(EXERCISE OBJECTIVE) Read the data below. Every line holding the string "time" must be copied.

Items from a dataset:
..........

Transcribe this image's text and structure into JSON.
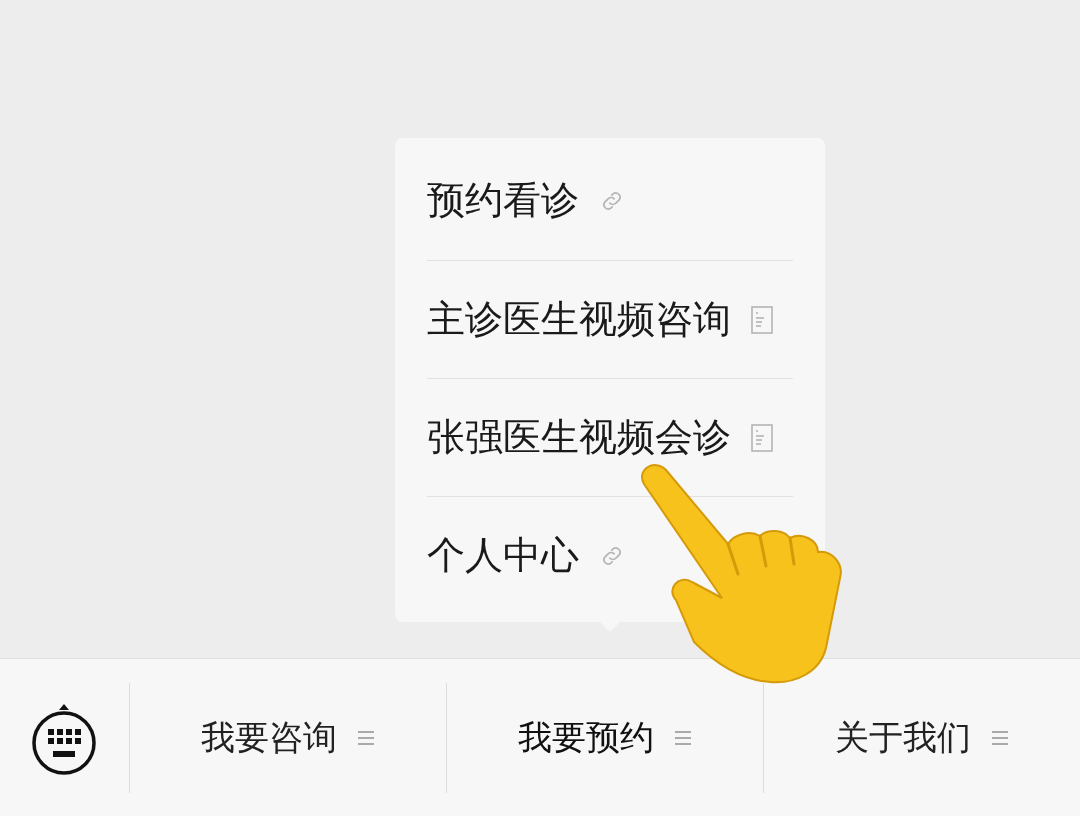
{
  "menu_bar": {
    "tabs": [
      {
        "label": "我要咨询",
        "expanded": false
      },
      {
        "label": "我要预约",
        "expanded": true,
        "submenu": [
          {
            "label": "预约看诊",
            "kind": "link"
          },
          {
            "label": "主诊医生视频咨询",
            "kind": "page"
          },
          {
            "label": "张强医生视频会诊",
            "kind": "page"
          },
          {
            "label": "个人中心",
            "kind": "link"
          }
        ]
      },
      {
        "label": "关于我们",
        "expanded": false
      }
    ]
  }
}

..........

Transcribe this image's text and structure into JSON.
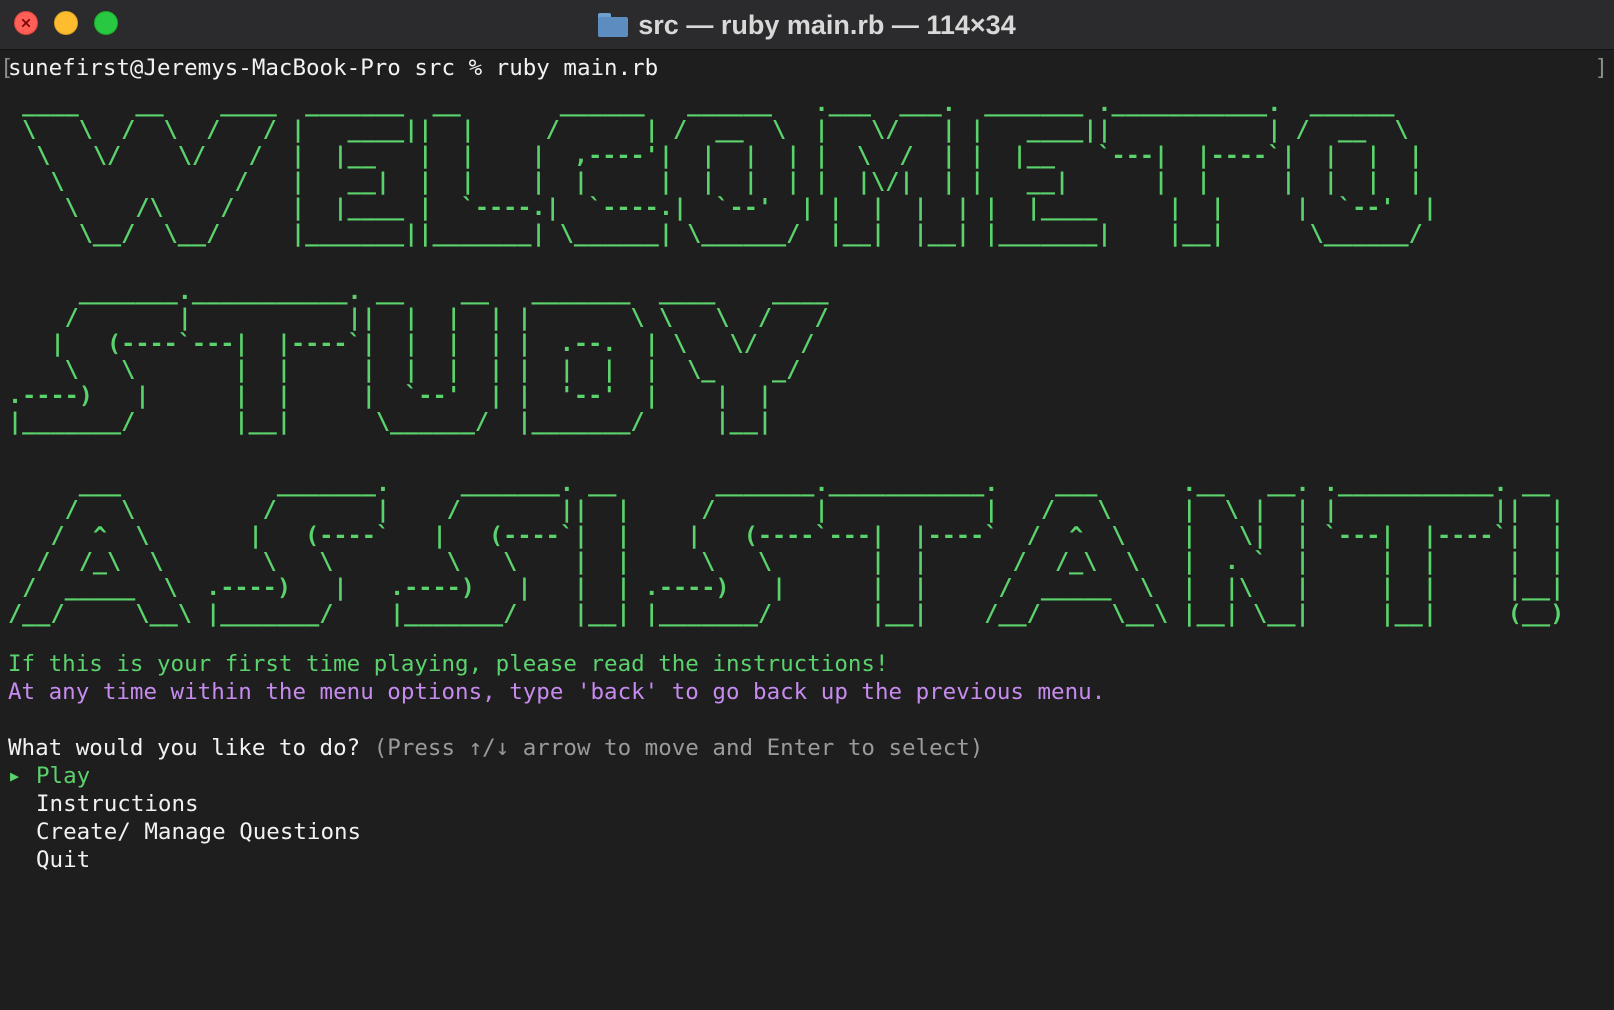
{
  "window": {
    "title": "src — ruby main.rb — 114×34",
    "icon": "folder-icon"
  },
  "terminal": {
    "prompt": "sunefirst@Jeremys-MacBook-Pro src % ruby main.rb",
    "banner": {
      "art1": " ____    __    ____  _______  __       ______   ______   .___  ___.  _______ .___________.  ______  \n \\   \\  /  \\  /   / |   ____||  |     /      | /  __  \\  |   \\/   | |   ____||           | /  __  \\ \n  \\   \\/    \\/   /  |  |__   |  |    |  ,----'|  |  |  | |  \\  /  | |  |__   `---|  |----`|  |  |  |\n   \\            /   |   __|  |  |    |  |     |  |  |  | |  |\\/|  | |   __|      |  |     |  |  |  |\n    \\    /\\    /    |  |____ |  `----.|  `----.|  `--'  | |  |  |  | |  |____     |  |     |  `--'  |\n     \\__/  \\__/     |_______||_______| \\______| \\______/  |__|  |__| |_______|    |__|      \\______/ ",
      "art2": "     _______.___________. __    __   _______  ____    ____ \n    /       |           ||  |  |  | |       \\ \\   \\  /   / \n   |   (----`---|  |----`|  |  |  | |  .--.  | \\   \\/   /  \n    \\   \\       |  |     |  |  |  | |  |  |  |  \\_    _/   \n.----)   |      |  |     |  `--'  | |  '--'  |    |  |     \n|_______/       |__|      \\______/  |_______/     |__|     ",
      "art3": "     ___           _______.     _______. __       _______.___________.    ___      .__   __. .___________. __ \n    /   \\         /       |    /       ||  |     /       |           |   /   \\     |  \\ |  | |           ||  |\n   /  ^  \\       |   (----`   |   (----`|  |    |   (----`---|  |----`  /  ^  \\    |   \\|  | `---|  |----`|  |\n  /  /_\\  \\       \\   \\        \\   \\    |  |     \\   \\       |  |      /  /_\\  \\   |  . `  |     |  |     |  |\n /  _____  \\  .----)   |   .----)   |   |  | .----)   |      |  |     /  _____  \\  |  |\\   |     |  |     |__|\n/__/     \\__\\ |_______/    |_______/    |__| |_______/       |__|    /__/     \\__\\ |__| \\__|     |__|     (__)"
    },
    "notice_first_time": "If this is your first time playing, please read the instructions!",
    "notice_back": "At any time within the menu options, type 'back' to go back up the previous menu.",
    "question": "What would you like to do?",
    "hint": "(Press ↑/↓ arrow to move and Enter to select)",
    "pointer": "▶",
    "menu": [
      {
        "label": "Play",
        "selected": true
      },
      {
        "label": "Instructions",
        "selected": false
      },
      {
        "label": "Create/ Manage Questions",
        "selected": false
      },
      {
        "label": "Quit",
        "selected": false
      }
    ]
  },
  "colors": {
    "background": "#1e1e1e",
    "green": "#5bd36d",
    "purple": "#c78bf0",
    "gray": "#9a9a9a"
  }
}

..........

(TASK SOLUTION)
    "notice_first_time": "If this is your first time playing, please read the instructions!",
    "notice_back": "At any time within the menu options, type 'back' to go back up the previous menu.",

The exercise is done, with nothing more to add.